• [TASK INPUTS]:
=== Begin Enclosure ===

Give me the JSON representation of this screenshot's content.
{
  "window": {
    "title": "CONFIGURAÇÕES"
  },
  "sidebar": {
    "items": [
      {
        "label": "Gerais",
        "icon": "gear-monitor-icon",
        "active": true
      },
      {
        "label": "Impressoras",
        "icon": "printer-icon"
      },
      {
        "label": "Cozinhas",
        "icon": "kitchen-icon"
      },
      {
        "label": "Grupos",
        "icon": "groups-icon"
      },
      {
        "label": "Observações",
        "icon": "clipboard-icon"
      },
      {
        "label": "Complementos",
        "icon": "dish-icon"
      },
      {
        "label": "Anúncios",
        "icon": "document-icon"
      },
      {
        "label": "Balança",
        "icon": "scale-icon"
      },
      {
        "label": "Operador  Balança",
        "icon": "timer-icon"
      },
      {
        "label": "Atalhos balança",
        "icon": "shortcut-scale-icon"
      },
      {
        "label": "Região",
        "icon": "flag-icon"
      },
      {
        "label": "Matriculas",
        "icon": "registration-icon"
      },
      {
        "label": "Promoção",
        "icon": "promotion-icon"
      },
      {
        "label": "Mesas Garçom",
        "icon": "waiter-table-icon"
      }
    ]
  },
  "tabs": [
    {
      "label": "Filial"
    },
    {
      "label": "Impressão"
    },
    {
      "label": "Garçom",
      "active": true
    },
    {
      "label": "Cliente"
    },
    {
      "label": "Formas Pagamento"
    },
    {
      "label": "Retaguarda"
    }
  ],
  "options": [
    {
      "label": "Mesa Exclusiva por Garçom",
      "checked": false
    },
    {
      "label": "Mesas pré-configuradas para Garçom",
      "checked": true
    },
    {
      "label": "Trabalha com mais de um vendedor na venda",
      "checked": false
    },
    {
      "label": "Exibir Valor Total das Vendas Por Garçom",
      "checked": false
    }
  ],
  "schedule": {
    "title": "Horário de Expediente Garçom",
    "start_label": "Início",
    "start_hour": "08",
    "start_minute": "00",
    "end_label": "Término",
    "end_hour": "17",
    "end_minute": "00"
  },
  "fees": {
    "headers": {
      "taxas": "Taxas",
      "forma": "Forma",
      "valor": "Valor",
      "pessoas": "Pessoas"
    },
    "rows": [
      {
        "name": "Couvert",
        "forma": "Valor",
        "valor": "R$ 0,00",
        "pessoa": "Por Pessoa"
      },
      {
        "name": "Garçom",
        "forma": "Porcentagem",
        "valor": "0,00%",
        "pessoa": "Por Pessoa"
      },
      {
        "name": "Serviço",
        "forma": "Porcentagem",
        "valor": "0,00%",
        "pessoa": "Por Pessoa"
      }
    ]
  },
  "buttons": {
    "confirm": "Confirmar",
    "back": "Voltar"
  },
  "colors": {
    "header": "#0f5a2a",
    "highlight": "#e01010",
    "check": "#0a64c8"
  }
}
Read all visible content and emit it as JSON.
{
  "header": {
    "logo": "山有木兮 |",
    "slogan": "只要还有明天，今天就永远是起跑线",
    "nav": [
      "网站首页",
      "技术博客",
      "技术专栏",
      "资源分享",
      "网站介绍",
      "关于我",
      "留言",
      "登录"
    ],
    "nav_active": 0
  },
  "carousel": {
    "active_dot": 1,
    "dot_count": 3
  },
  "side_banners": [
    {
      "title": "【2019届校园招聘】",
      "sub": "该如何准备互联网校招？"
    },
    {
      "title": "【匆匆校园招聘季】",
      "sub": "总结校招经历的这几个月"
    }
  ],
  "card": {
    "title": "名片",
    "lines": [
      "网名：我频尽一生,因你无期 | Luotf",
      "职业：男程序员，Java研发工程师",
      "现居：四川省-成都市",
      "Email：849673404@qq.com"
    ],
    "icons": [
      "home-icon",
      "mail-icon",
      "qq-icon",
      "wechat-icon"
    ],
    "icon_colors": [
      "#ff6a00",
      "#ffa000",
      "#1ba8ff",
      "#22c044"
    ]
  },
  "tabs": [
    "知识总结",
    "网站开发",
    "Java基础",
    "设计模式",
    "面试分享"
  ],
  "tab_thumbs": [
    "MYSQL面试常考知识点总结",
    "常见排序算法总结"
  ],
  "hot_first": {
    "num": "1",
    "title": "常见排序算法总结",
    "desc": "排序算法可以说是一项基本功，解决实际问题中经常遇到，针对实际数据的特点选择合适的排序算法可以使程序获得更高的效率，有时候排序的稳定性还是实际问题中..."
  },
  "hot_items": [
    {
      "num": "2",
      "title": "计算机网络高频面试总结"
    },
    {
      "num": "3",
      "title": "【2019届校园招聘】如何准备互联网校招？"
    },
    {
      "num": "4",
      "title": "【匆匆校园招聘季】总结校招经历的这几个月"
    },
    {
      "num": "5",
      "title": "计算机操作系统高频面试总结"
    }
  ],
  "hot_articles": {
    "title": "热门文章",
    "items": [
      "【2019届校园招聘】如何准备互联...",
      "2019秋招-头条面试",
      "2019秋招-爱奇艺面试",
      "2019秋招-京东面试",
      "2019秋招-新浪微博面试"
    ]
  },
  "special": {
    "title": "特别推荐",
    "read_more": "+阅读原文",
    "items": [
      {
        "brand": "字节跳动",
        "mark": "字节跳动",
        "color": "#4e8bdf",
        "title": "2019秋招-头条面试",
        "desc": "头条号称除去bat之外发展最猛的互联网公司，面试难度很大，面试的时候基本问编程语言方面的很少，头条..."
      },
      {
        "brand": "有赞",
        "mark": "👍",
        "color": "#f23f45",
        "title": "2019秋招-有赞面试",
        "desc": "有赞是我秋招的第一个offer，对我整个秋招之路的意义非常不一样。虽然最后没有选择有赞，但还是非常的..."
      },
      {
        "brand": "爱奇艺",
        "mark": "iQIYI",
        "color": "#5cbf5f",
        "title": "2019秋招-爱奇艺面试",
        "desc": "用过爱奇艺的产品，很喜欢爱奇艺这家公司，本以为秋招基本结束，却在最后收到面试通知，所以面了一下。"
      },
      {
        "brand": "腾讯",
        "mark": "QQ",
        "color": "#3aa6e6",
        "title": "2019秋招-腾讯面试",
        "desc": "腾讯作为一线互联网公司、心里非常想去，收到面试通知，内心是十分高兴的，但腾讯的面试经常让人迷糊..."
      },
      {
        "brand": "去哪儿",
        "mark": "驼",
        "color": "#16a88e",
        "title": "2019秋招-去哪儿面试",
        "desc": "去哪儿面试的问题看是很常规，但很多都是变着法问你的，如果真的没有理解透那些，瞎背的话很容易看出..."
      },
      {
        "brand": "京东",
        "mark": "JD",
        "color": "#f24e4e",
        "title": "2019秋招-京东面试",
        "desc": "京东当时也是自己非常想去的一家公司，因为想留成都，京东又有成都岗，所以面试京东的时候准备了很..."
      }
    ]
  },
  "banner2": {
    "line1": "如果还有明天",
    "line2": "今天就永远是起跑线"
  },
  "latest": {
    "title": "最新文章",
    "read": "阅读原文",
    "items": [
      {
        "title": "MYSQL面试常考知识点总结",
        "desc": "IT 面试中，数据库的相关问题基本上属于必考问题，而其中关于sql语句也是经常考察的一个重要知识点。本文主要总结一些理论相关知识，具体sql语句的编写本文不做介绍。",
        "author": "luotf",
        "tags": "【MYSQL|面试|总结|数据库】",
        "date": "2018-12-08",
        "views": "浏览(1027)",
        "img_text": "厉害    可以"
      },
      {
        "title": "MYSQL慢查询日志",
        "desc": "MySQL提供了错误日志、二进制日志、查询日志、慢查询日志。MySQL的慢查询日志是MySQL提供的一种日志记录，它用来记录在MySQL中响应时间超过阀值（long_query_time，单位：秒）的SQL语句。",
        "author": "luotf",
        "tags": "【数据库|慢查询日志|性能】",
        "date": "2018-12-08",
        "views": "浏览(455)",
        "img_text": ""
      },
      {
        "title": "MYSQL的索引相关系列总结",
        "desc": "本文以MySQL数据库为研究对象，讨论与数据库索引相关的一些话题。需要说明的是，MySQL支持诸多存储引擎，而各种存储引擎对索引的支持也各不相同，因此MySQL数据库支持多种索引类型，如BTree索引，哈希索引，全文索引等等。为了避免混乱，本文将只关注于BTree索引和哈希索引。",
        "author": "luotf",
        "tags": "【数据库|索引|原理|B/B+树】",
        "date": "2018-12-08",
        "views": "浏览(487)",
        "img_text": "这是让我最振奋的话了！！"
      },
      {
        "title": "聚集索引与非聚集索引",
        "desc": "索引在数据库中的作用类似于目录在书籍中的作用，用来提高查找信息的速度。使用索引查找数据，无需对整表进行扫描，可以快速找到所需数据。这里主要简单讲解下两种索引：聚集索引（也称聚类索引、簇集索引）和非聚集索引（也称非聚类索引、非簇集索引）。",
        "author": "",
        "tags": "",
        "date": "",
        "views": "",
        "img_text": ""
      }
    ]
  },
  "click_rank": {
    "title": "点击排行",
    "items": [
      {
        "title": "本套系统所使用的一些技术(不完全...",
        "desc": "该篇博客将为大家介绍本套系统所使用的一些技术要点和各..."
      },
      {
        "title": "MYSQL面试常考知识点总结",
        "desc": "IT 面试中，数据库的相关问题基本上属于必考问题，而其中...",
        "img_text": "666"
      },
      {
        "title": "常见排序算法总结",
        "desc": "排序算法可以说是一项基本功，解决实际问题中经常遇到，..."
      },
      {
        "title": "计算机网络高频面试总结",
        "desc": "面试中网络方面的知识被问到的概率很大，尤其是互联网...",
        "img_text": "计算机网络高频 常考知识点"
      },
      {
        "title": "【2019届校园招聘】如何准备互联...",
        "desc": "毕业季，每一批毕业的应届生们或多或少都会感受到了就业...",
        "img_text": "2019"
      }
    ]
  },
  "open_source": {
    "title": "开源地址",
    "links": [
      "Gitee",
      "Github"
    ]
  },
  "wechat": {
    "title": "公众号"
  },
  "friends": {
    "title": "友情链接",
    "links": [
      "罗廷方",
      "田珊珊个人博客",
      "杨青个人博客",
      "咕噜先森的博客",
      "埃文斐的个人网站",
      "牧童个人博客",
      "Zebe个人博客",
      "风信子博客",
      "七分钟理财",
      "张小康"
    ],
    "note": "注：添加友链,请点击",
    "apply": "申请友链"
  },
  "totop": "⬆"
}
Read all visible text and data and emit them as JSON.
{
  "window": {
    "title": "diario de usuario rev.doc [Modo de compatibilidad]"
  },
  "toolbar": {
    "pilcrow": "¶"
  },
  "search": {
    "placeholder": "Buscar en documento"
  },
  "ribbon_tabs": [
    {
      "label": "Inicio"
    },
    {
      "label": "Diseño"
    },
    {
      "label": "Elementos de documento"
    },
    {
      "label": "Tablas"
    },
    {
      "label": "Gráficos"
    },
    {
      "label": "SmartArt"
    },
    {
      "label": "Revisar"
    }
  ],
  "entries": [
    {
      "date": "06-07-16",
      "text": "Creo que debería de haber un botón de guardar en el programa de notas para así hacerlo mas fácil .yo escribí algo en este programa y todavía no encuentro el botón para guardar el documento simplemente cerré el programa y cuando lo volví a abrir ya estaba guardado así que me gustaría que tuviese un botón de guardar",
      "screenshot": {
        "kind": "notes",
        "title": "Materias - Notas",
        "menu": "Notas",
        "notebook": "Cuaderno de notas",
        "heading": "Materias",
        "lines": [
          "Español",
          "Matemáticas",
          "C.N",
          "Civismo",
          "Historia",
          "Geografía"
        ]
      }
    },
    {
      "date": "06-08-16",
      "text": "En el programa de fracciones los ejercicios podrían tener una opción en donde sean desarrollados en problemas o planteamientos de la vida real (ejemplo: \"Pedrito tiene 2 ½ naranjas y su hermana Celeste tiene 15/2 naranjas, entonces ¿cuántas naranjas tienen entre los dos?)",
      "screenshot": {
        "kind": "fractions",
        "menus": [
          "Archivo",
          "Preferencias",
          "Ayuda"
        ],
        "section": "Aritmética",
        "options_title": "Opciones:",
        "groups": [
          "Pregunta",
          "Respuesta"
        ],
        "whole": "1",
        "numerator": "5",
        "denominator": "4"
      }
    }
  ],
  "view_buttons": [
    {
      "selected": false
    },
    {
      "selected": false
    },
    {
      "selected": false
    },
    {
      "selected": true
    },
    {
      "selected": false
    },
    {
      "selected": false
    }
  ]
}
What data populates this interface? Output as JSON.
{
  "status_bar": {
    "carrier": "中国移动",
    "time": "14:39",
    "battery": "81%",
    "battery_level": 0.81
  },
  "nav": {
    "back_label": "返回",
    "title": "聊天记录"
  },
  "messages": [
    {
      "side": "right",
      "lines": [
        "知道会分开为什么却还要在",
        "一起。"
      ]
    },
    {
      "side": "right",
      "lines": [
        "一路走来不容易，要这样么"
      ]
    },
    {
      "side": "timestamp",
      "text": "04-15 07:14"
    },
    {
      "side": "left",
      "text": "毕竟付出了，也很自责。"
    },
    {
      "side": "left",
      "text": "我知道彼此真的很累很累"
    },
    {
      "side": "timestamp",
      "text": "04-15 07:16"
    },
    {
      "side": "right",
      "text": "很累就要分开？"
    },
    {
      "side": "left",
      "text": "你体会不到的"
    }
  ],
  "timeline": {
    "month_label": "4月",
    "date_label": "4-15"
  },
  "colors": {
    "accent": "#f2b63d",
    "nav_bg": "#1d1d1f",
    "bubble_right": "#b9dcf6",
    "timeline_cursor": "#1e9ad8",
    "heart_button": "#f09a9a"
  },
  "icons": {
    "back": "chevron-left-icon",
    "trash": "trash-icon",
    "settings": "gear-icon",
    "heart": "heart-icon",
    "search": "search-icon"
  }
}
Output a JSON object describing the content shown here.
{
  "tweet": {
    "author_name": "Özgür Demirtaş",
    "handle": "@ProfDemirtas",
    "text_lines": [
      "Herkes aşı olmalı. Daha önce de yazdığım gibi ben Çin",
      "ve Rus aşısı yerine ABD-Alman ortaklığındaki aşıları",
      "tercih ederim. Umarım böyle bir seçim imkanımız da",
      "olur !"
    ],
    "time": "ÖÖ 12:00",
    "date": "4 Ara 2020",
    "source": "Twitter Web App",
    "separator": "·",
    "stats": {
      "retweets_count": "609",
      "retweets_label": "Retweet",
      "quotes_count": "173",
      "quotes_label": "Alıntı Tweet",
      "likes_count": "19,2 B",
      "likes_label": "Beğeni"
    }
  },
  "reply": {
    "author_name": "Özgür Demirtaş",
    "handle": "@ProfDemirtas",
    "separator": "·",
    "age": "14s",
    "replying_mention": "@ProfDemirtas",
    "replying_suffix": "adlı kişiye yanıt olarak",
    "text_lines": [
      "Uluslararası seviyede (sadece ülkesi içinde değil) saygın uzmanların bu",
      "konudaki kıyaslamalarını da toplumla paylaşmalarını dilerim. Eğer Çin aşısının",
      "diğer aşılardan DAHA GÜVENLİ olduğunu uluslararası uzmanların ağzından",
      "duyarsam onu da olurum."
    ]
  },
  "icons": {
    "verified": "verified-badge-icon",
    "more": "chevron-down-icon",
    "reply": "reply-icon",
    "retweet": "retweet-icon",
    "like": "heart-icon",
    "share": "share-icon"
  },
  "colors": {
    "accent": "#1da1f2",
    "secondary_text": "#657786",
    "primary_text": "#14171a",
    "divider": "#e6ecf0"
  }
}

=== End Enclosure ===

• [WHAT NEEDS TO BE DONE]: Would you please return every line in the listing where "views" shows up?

• [EXERCISE RESPONSE]:
        "views": "浏览(1027)",
        "views": "浏览(455)",
        "views": "浏览(487)",
        "views": "",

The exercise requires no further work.